Description of the task —
Please print every record below exactly as written, leaving out the pictures.

Material for this exercise —
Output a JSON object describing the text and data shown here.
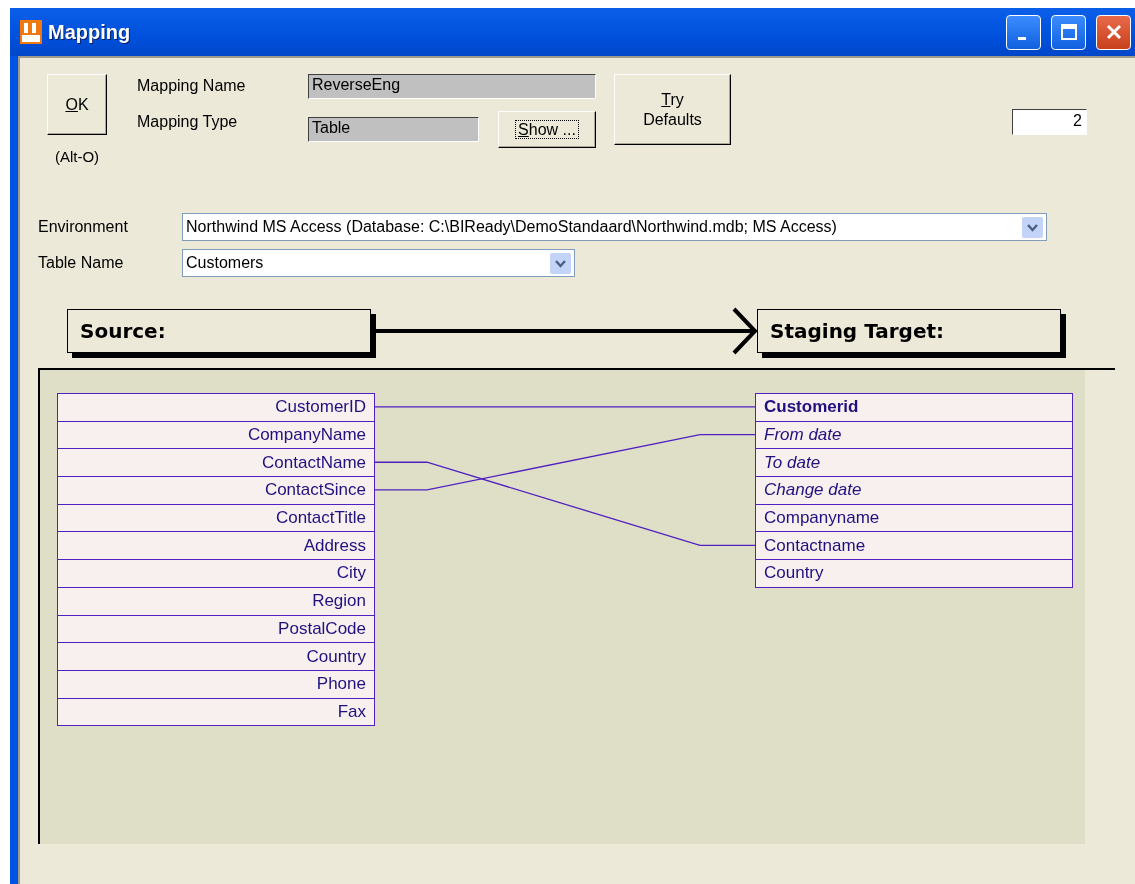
{
  "window": {
    "title": "Mapping"
  },
  "ok_button": {
    "label": "OK",
    "hint": "(Alt-O)"
  },
  "mapping_name": {
    "label": "Mapping Name",
    "value": "ReverseEng"
  },
  "mapping_type": {
    "label": "Mapping Type",
    "value": "Table"
  },
  "show_button": {
    "label": "Show ...",
    "focused": true
  },
  "try_defaults_button": {
    "label": "Try Defaults"
  },
  "counter": {
    "value": "2"
  },
  "environment": {
    "label": "Environment",
    "value": "Northwind MS Access (Database: C:\\BIReady\\DemoStandaard\\Northwind.mdb;  MS Access)"
  },
  "table_name": {
    "label": "Table Name",
    "value": "Customers"
  },
  "source_header": "Source:",
  "target_header": "Staging Target:",
  "source_fields": [
    {
      "name": "CustomerID"
    },
    {
      "name": "CompanyName"
    },
    {
      "name": "ContactName"
    },
    {
      "name": "ContactSince"
    },
    {
      "name": "ContactTitle"
    },
    {
      "name": "Address"
    },
    {
      "name": "City"
    },
    {
      "name": "Region"
    },
    {
      "name": "PostalCode"
    },
    {
      "name": "Country"
    },
    {
      "name": "Phone"
    },
    {
      "name": "Fax"
    }
  ],
  "target_fields": [
    {
      "name": "Customerid",
      "kind": "key"
    },
    {
      "name": "From date",
      "kind": "date"
    },
    {
      "name": "To date",
      "kind": "date"
    },
    {
      "name": "Change date",
      "kind": "date"
    },
    {
      "name": "Companyname",
      "kind": "plain"
    },
    {
      "name": "Contactname",
      "kind": "plain"
    },
    {
      "name": "Country",
      "kind": "plain"
    }
  ]
}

Finished task —
Output a JSON object describing the text and data shown here.
{
  "window": {
    "title": "Mapping"
  },
  "ok_button": {
    "label": "OK",
    "hint": "(Alt-O)"
  },
  "mapping_name": {
    "label": "Mapping Name",
    "value": "ReverseEng"
  },
  "mapping_type": {
    "label": "Mapping Type",
    "value": "Table"
  },
  "show_button": {
    "label": "Show ...",
    "focused": true
  },
  "try_defaults_button": {
    "label": "Try Defaults"
  },
  "counter": {
    "value": "2"
  },
  "environment": {
    "label": "Environment",
    "value": "Northwind MS Access (Database: C:\\BIReady\\DemoStandaard\\Northwind.mdb;  MS Access)"
  },
  "table_name": {
    "label": "Table Name",
    "value": "Customers"
  },
  "source_header": "Source:",
  "target_header": "Staging Target:",
  "source_fields": [
    {
      "name": "CustomerID"
    },
    {
      "name": "CompanyName"
    },
    {
      "name": "ContactName"
    },
    {
      "name": "ContactSince"
    },
    {
      "name": "ContactTitle"
    },
    {
      "name": "Address"
    },
    {
      "name": "City"
    },
    {
      "name": "Region"
    },
    {
      "name": "PostalCode"
    },
    {
      "name": "Country"
    },
    {
      "name": "Phone"
    },
    {
      "name": "Fax"
    }
  ],
  "target_fields": [
    {
      "name": "Customerid",
      "kind": "key"
    },
    {
      "name": "From date",
      "kind": "date"
    },
    {
      "name": "To date",
      "kind": "date"
    },
    {
      "name": "Change date",
      "kind": "date"
    },
    {
      "name": "Companyname",
      "kind": "plain"
    },
    {
      "name": "Contactname",
      "kind": "plain"
    },
    {
      "name": "Country",
      "kind": "plain"
    }
  ]
}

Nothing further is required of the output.